### Directions
What lines in the data below mention the string "icon"? Copy them out.

### Data to examine

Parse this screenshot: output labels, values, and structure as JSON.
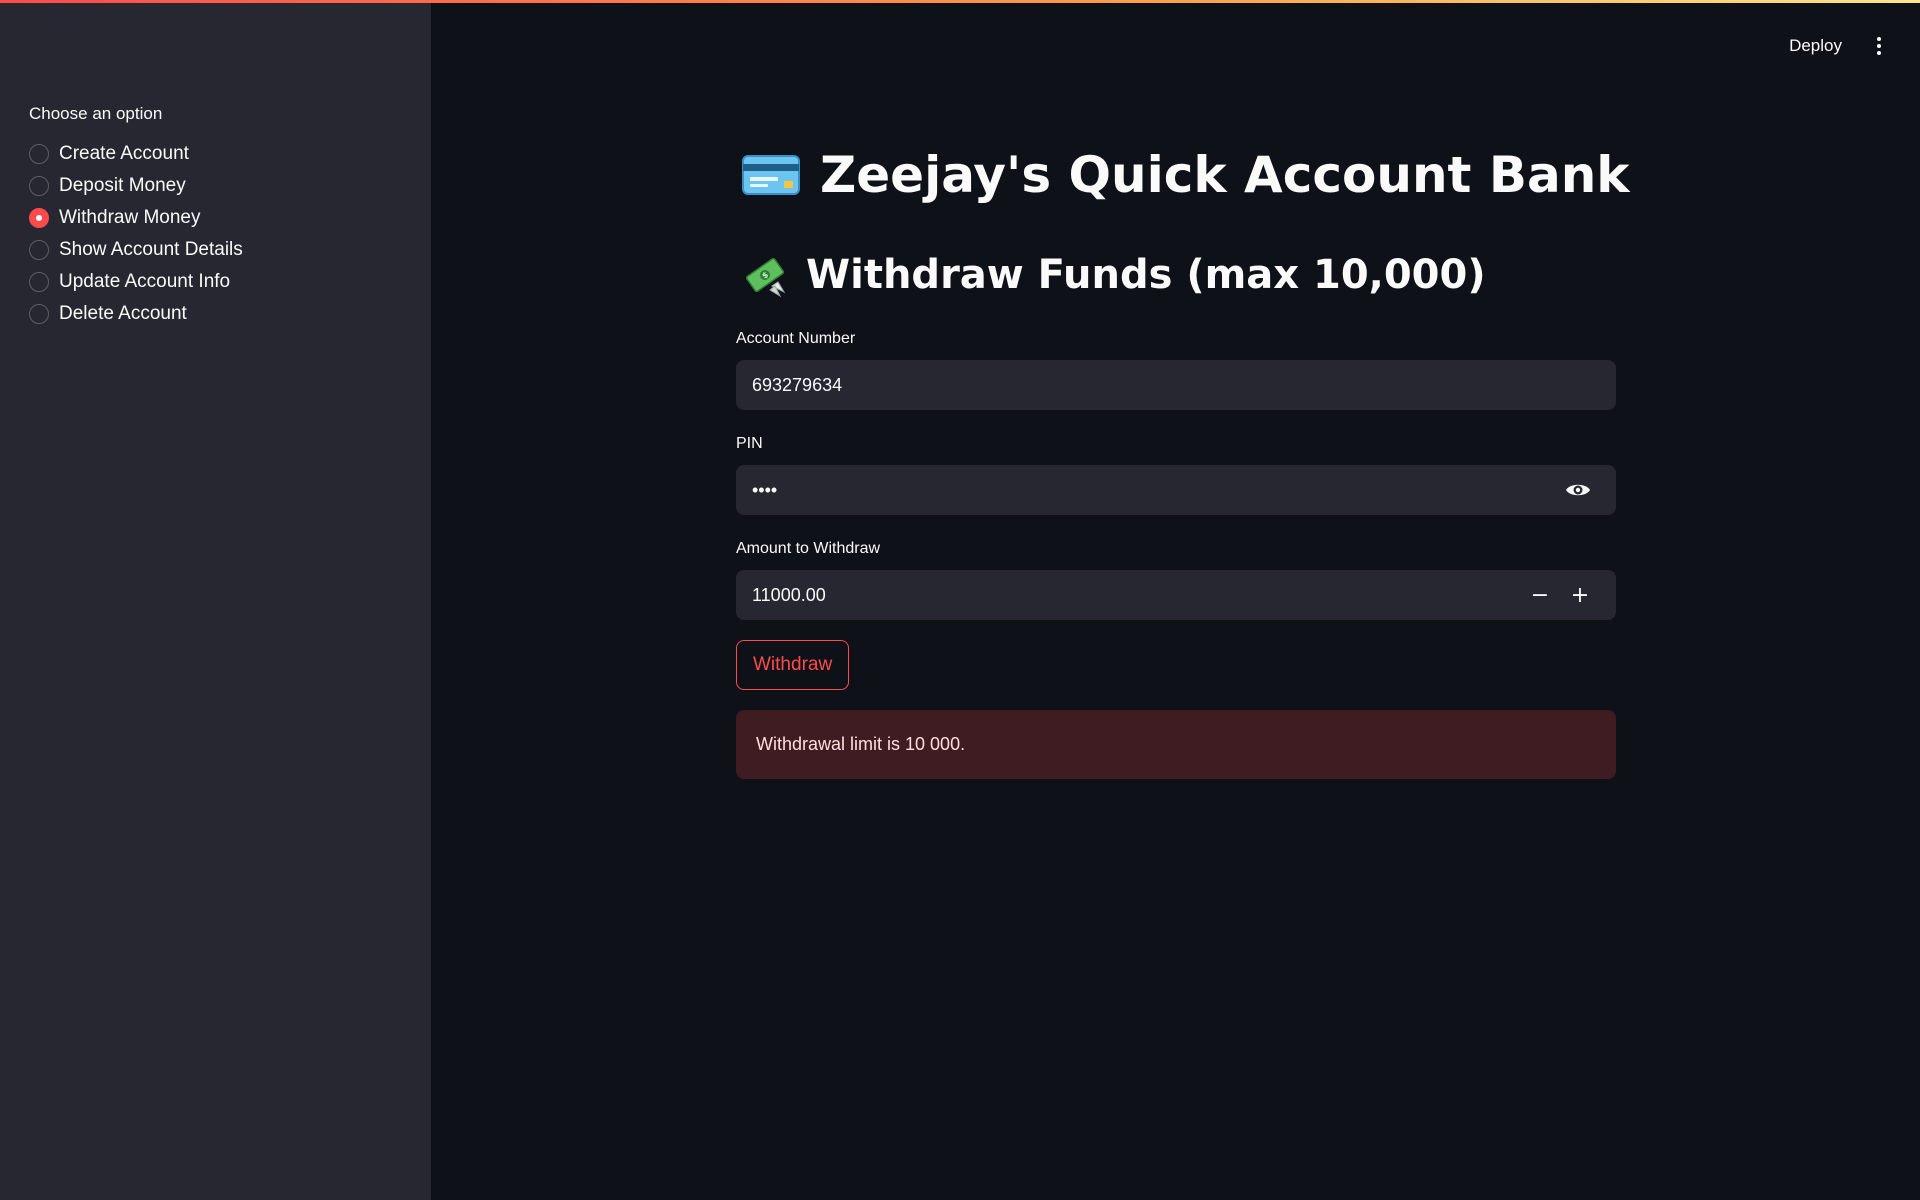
{
  "sidebar": {
    "heading": "Choose an option",
    "options": [
      {
        "label": "Create Account",
        "selected": false
      },
      {
        "label": "Deposit Money",
        "selected": false
      },
      {
        "label": "Withdraw Money",
        "selected": true
      },
      {
        "label": "Show Account Details",
        "selected": false
      },
      {
        "label": "Update Account Info",
        "selected": false
      },
      {
        "label": "Delete Account",
        "selected": false
      }
    ]
  },
  "header": {
    "deploy_label": "Deploy",
    "menu_icon": "kebab-menu-icon"
  },
  "main": {
    "title": "Zeejay's Quick Account Bank",
    "title_icon": "credit-card-icon",
    "subheader": "Withdraw Funds (max 10,000)",
    "subheader_icon": "money-with-wings-icon",
    "account_number": {
      "label": "Account Number",
      "value": "693279634"
    },
    "pin": {
      "label": "PIN",
      "value": "••••",
      "toggle_icon": "eye-icon"
    },
    "amount": {
      "label": "Amount to Withdraw",
      "value": "11000.00",
      "minus": "−",
      "plus": "+"
    },
    "withdraw_label": "Withdraw",
    "error_message": "Withdrawal limit is 10 000."
  },
  "colors": {
    "accent": "#ff4b4b",
    "background": "#0e1117",
    "sidebar": "#262730",
    "input": "#262730"
  }
}
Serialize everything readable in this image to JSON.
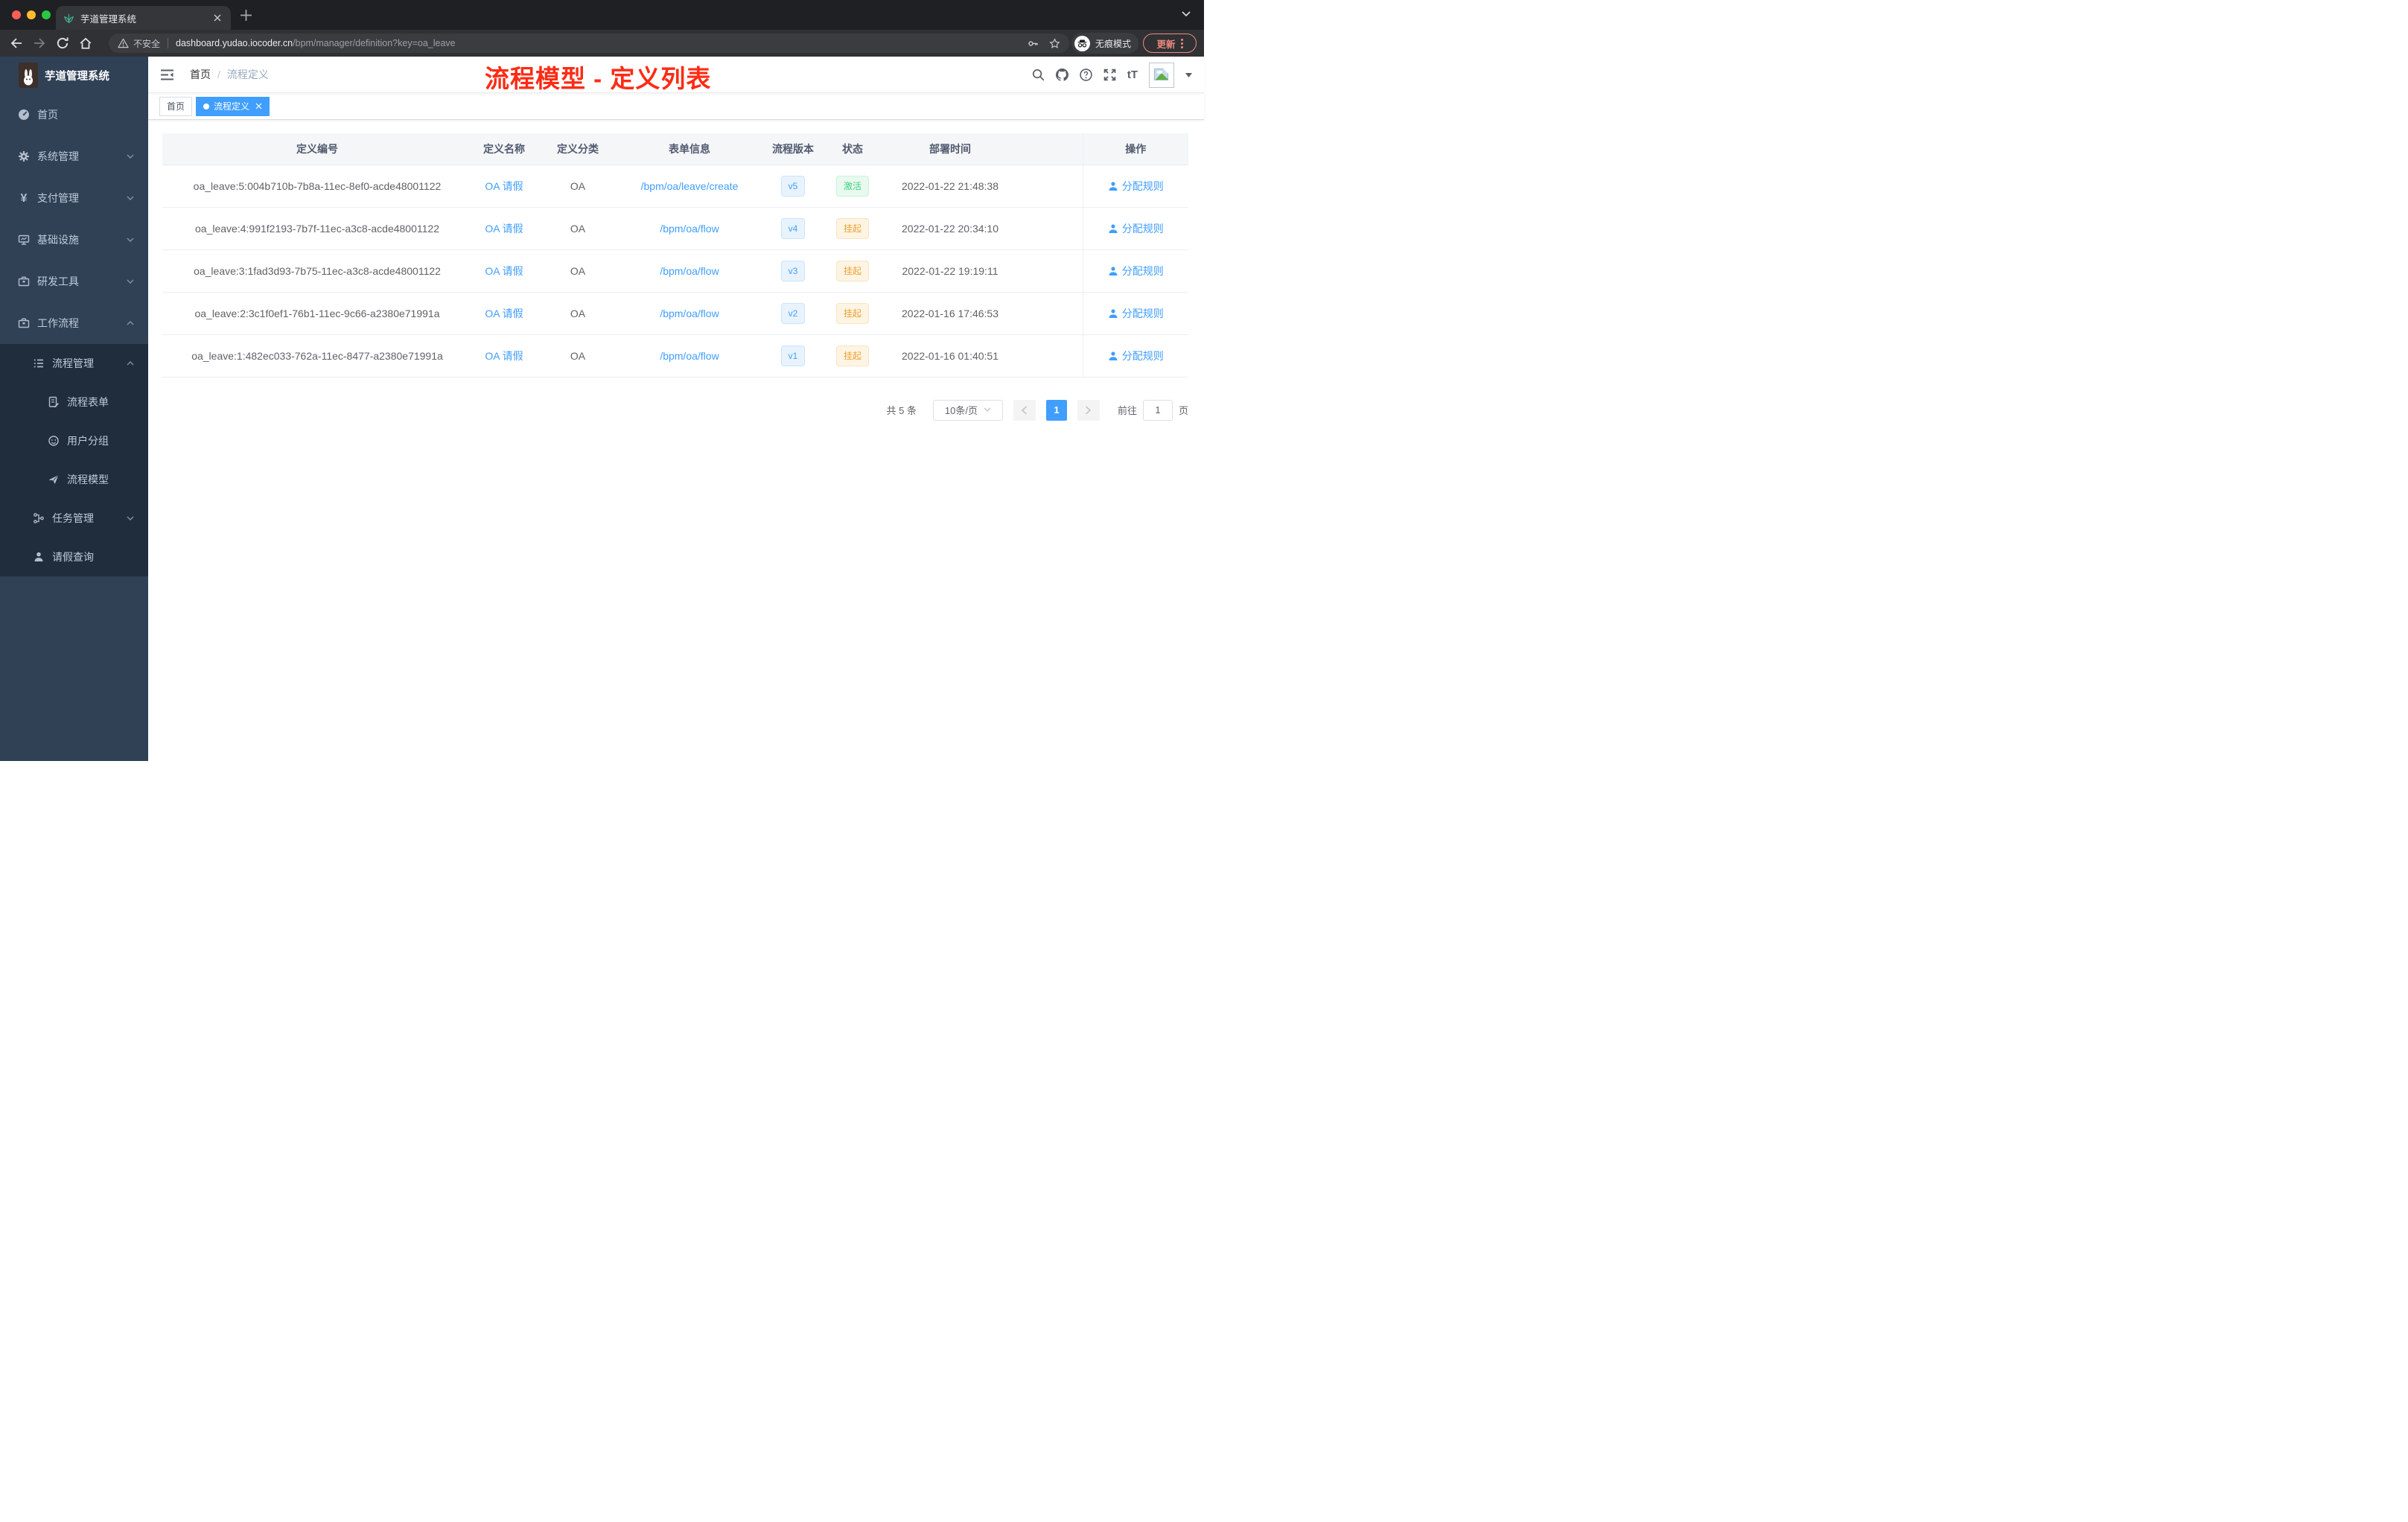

### Task output
    "menu_icon": "kebab-menu-icon"
    "title_icon": "credit-card-icon",
    "subheader_icon": "money-with-wings-icon",
      "toggle_icon": "eye-icon"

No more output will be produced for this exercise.